Dem Dam Hippies’ Christmas in Have-You-Been-Saved Misery

The year the Hong Kong flu swept across America killing scores of people and leaving others begging for death, I was a “Christmas Helper” assigned to the home goods department of a Macy’s in downtown Kansas City Missouri.  If you’ve ever taken a seasonal job selling products you know nothing about then you’ll understand why I spent most of my time in the stock room. No one ever found anything in the stock room and I could sit in there forever wondering why anyone would want a tangerine colored crockpot. th

The store was located not far from the abandoned stockyards in an area where few businesses still survived but I was just a teenager with few lines on my resume. And so I’d quickly and without thinking taken a minimum wage job an hour by bus from Greenwood Missouri where I “crashed” with a friend (Joellen) a few years old and much wiser than me.

Joellen’s husband had made the unfortunate decision to sign up for the National Guard in 1966. First, he was shipped from Reno Nevada to Missouri and then to Japan. She’d followed him to Missouri (they were newlyweds) and, thinking they’d be there for awhile,  enrolled in graduate school. Now she was stuck in Greenwood, a town south of KC with a welcome sign that included the phrase  Have You Been Saved?

After high school, my first attempt to voyage out into the world had ended  in a Mennonite cornfield with one friend hospitalized, the other pregnant, and me with a fork stuck in my leg, “Come live with me,” she’d written,”and get your shit together.” She had more faith in me than I did.



We were known in Greenwood as “dem dam hippies” who lived in a three room shack with little insulation, leaky windows and a wall heater that barely kept the place warm. The car was stored in an attached lean-to but in order to keep the engine block from freezing, we had to run an extension cord out to a lamp underneath the hood. It didn’t always work.  Every morning I drove with Jo to the campus of the University of Missouri, Kansas City (UMKC) then took a bus down to Macys.

Five days before Christmas my body began to ache. The bars, barbecue joints, and Victorian boarding houses along the route back to the campus were decorated for the season with blinking lights and Santa Clauses but in my worsening condition, santathey were as sinister as ghouls in a carnival funhouse. I remember seeing my reflection in the window on that dark, cold night.  Instead of eighteen I looked eighty (or as my mother would say “death warmed over”).

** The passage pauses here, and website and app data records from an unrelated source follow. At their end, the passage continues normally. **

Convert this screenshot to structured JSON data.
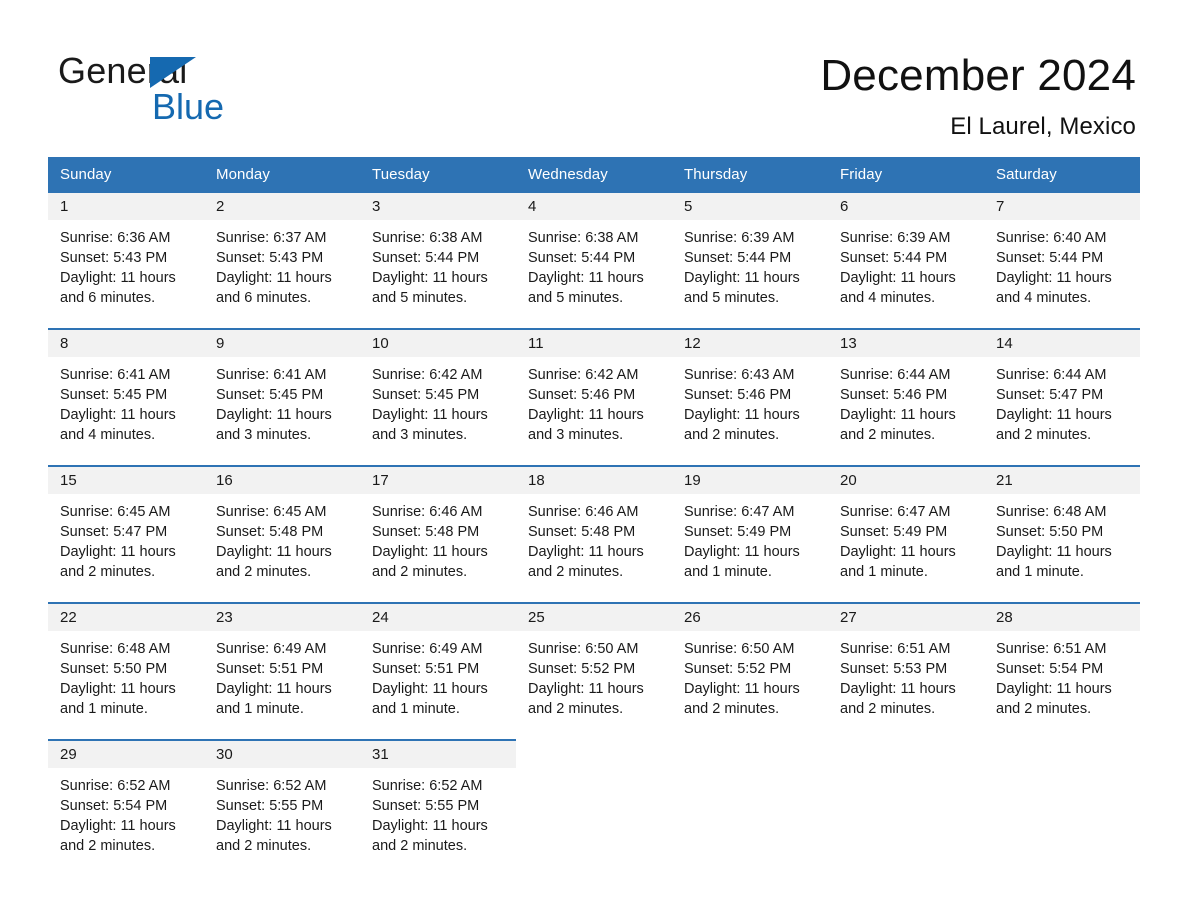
{
  "brand": {
    "name_part1": "General",
    "name_part2": "Blue",
    "triangle_icon": "triangle-icon",
    "accent_color": "#1569b0"
  },
  "header": {
    "title": "December 2024",
    "subtitle": "El Laurel, Mexico"
  },
  "calendar": {
    "header_bg": "#2e73b4",
    "daynum_bg": "#f2f2f2",
    "weekday_headers": [
      "Sunday",
      "Monday",
      "Tuesday",
      "Wednesday",
      "Thursday",
      "Friday",
      "Saturday"
    ],
    "weeks": [
      [
        {
          "day": "1",
          "sunrise": "Sunrise: 6:36 AM",
          "sunset": "Sunset: 5:43 PM",
          "daylight_1": "Daylight: 11 hours",
          "daylight_2": "and 6 minutes."
        },
        {
          "day": "2",
          "sunrise": "Sunrise: 6:37 AM",
          "sunset": "Sunset: 5:43 PM",
          "daylight_1": "Daylight: 11 hours",
          "daylight_2": "and 6 minutes."
        },
        {
          "day": "3",
          "sunrise": "Sunrise: 6:38 AM",
          "sunset": "Sunset: 5:44 PM",
          "daylight_1": "Daylight: 11 hours",
          "daylight_2": "and 5 minutes."
        },
        {
          "day": "4",
          "sunrise": "Sunrise: 6:38 AM",
          "sunset": "Sunset: 5:44 PM",
          "daylight_1": "Daylight: 11 hours",
          "daylight_2": "and 5 minutes."
        },
        {
          "day": "5",
          "sunrise": "Sunrise: 6:39 AM",
          "sunset": "Sunset: 5:44 PM",
          "daylight_1": "Daylight: 11 hours",
          "daylight_2": "and 5 minutes."
        },
        {
          "day": "6",
          "sunrise": "Sunrise: 6:39 AM",
          "sunset": "Sunset: 5:44 PM",
          "daylight_1": "Daylight: 11 hours",
          "daylight_2": "and 4 minutes."
        },
        {
          "day": "7",
          "sunrise": "Sunrise: 6:40 AM",
          "sunset": "Sunset: 5:44 PM",
          "daylight_1": "Daylight: 11 hours",
          "daylight_2": "and 4 minutes."
        }
      ],
      [
        {
          "day": "8",
          "sunrise": "Sunrise: 6:41 AM",
          "sunset": "Sunset: 5:45 PM",
          "daylight_1": "Daylight: 11 hours",
          "daylight_2": "and 4 minutes."
        },
        {
          "day": "9",
          "sunrise": "Sunrise: 6:41 AM",
          "sunset": "Sunset: 5:45 PM",
          "daylight_1": "Daylight: 11 hours",
          "daylight_2": "and 3 minutes."
        },
        {
          "day": "10",
          "sunrise": "Sunrise: 6:42 AM",
          "sunset": "Sunset: 5:45 PM",
          "daylight_1": "Daylight: 11 hours",
          "daylight_2": "and 3 minutes."
        },
        {
          "day": "11",
          "sunrise": "Sunrise: 6:42 AM",
          "sunset": "Sunset: 5:46 PM",
          "daylight_1": "Daylight: 11 hours",
          "daylight_2": "and 3 minutes."
        },
        {
          "day": "12",
          "sunrise": "Sunrise: 6:43 AM",
          "sunset": "Sunset: 5:46 PM",
          "daylight_1": "Daylight: 11 hours",
          "daylight_2": "and 2 minutes."
        },
        {
          "day": "13",
          "sunrise": "Sunrise: 6:44 AM",
          "sunset": "Sunset: 5:46 PM",
          "daylight_1": "Daylight: 11 hours",
          "daylight_2": "and 2 minutes."
        },
        {
          "day": "14",
          "sunrise": "Sunrise: 6:44 AM",
          "sunset": "Sunset: 5:47 PM",
          "daylight_1": "Daylight: 11 hours",
          "daylight_2": "and 2 minutes."
        }
      ],
      [
        {
          "day": "15",
          "sunrise": "Sunrise: 6:45 AM",
          "sunset": "Sunset: 5:47 PM",
          "daylight_1": "Daylight: 11 hours",
          "daylight_2": "and 2 minutes."
        },
        {
          "day": "16",
          "sunrise": "Sunrise: 6:45 AM",
          "sunset": "Sunset: 5:48 PM",
          "daylight_1": "Daylight: 11 hours",
          "daylight_2": "and 2 minutes."
        },
        {
          "day": "17",
          "sunrise": "Sunrise: 6:46 AM",
          "sunset": "Sunset: 5:48 PM",
          "daylight_1": "Daylight: 11 hours",
          "daylight_2": "and 2 minutes."
        },
        {
          "day": "18",
          "sunrise": "Sunrise: 6:46 AM",
          "sunset": "Sunset: 5:48 PM",
          "daylight_1": "Daylight: 11 hours",
          "daylight_2": "and 2 minutes."
        },
        {
          "day": "19",
          "sunrise": "Sunrise: 6:47 AM",
          "sunset": "Sunset: 5:49 PM",
          "daylight_1": "Daylight: 11 hours",
          "daylight_2": "and 1 minute."
        },
        {
          "day": "20",
          "sunrise": "Sunrise: 6:47 AM",
          "sunset": "Sunset: 5:49 PM",
          "daylight_1": "Daylight: 11 hours",
          "daylight_2": "and 1 minute."
        },
        {
          "day": "21",
          "sunrise": "Sunrise: 6:48 AM",
          "sunset": "Sunset: 5:50 PM",
          "daylight_1": "Daylight: 11 hours",
          "daylight_2": "and 1 minute."
        }
      ],
      [
        {
          "day": "22",
          "sunrise": "Sunrise: 6:48 AM",
          "sunset": "Sunset: 5:50 PM",
          "daylight_1": "Daylight: 11 hours",
          "daylight_2": "and 1 minute."
        },
        {
          "day": "23",
          "sunrise": "Sunrise: 6:49 AM",
          "sunset": "Sunset: 5:51 PM",
          "daylight_1": "Daylight: 11 hours",
          "daylight_2": "and 1 minute."
        },
        {
          "day": "24",
          "sunrise": "Sunrise: 6:49 AM",
          "sunset": "Sunset: 5:51 PM",
          "daylight_1": "Daylight: 11 hours",
          "daylight_2": "and 1 minute."
        },
        {
          "day": "25",
          "sunrise": "Sunrise: 6:50 AM",
          "sunset": "Sunset: 5:52 PM",
          "daylight_1": "Daylight: 11 hours",
          "daylight_2": "and 2 minutes."
        },
        {
          "day": "26",
          "sunrise": "Sunrise: 6:50 AM",
          "sunset": "Sunset: 5:52 PM",
          "daylight_1": "Daylight: 11 hours",
          "daylight_2": "and 2 minutes."
        },
        {
          "day": "27",
          "sunrise": "Sunrise: 6:51 AM",
          "sunset": "Sunset: 5:53 PM",
          "daylight_1": "Daylight: 11 hours",
          "daylight_2": "and 2 minutes."
        },
        {
          "day": "28",
          "sunrise": "Sunrise: 6:51 AM",
          "sunset": "Sunset: 5:54 PM",
          "daylight_1": "Daylight: 11 hours",
          "daylight_2": "and 2 minutes."
        }
      ],
      [
        {
          "day": "29",
          "sunrise": "Sunrise: 6:52 AM",
          "sunset": "Sunset: 5:54 PM",
          "daylight_1": "Daylight: 11 hours",
          "daylight_2": "and 2 minutes."
        },
        {
          "day": "30",
          "sunrise": "Sunrise: 6:52 AM",
          "sunset": "Sunset: 5:55 PM",
          "daylight_1": "Daylight: 11 hours",
          "daylight_2": "and 2 minutes."
        },
        {
          "day": "31",
          "sunrise": "Sunrise: 6:52 AM",
          "sunset": "Sunset: 5:55 PM",
          "daylight_1": "Daylight: 11 hours",
          "daylight_2": "and 2 minutes."
        },
        {
          "day": "",
          "sunrise": "",
          "sunset": "",
          "daylight_1": "",
          "daylight_2": ""
        },
        {
          "day": "",
          "sunrise": "",
          "sunset": "",
          "daylight_1": "",
          "daylight_2": ""
        },
        {
          "day": "",
          "sunrise": "",
          "sunset": "",
          "daylight_1": "",
          "daylight_2": ""
        },
        {
          "day": "",
          "sunrise": "",
          "sunset": "",
          "daylight_1": "",
          "daylight_2": ""
        }
      ]
    ]
  }
}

I cried as I waited for Jo outside her class. All around were murals Thomas Hart Benton had painted in his lean and feverish years, scenes of farm life that felt so cold and lifeless I decided he must have hated his subjects. I tried to convince myself that a good night’s sleep was all I needed but deep down I knew it was the Hong Kong flu.

The next morning I was barely able to lift my head from the pillow. I managed to call Macys only to be fired but didn’t care.  I was about to die so what did it matter. Some time during the next three days Jo stopped checking on me which meant she’d also been stricken. The phone rang and rang and rang until whoever was on the other end gave up.  Finally  I was able to stand for longer than a few minutes without swooning but, as so often happens when you think the worse has come and gone, you find out it was only a teaser for the main event.

Click here to read the conclusion The Ice Storm Cometh.